“Tony* has passed on peacefully, thank you for your prayers.”
Upon receiving the WhatsApp notification of yet another passing this morning, I couldn’t bring myself to send another message of condolence. Not another one.
In the past two weeks alone, I’ve received news of the passing of four individuals in my life. These grave messages came around the same time as Avicii’s passing and four recent road accidents here which claimed the lives of Kathy Ong (19), Jasmine Lim (23) and 3 more Singaporeans – including a father and daughter pair.
It’s been such awful news to take. As I sent my condolences out, I tried to put myself in the shoes of those who were grieving, but I just couldn’t imagine the pain.
But death happens and it will continue to exist even if we’re unwilling to think about it. What we must do in its wake is to reevaluate our purpose for living – what our life will amount to.
Kathy Ong’s passing left a deep impression on me. She would have been 20 this year – the same age as me. She had passion and drive in her studies, she even planned out all the modules she would take in her 4 years of university.
Life is good until it’s not, a vapour that can vanish in the wind at any time. We have to live each day as if it’s our last – with purpose and fulfilment. I suppose we’re used to such mantras, being bombarded by constant reminders in the world.
Live the life you want to. Do what you love. Life is too short to have regrets.
Most people live for the puddle of water in their hands – when they could be living for the river!
There’s some truth to that … But the message these kind of mantras drive home is one that is very self-focused. A life spent on chasing what society dictates is worthwhile is one with shallow purpose: We spend our youth working hard to make a small pile for ourselves, so we can spend our twilight years collecting seashells – and then we die.
Is that what purpose really is? I looked to Ecclesiastes 2, where King Solomon – one the wisest men who ever lived – talks about purpose.

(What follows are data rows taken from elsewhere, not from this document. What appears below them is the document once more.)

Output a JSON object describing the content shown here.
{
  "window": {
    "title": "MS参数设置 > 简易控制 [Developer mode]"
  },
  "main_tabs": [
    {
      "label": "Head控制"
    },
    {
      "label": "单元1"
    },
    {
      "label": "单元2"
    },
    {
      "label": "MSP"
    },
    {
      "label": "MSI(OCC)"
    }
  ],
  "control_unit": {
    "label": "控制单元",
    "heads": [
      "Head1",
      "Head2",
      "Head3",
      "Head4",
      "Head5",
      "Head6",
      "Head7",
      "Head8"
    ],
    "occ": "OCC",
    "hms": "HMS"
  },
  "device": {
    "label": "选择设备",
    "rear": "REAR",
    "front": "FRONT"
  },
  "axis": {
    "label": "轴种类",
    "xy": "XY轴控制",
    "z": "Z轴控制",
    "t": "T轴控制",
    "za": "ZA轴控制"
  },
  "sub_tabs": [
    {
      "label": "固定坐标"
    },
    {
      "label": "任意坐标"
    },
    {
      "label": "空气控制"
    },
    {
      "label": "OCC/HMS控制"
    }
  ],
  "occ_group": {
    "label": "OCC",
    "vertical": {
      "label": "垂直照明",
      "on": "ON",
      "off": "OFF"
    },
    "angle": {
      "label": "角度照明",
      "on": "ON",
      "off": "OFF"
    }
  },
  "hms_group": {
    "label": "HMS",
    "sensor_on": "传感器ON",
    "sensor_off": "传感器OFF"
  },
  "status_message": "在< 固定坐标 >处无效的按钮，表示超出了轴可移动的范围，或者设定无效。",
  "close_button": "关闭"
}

“What has a man from all the toil and striving of heart with which he toils beneath the sun? For all his days are full of sorrow, and his work is a vexation. Even in the night his heart does not rest. This also is vanity” (Ecclesiastes 2:22)
A perennial, purposeless haze hangs over this world – have you felt it yet? Solomon writes that we ought to find joy in our labour: But it’s impossible to find joyful purpose in our work when God is removed from the picture (Ecclesiastes 2:24-25).
The passing pleasures of this world will not satisfy you. It’s a simple equation: A life spent for temporal things won’t have eternal value. We were created for a purpose greater than ourselves.
I watched a movie with my dad recently – Paul, Apostle of Christ. There was a scene where Paul was speaking with the prefect in charge of his execution. The prefect asked Paul how was he able to be so calm before his death.
Paul explained it to him using an analogy: When we scoop water from a river, it slips through our fingers regardless of whether we want it to or not. Life is like water slipping through our fingers – easily gone in a moment.
But eternity is water from the river. Most people live for the puddle of water in their hands – when they could be living for the river! That was where Paul’s peace came from: Facing death, he knew he had lived for Christ.
Life slips through our fingers easily. Be the one who lives for the river and finds his purpose in God. It’s the only path to peace: The knowledge that life’s labour isn’t in vain – but spent for eternity.
* Name has been changed for confidentiality.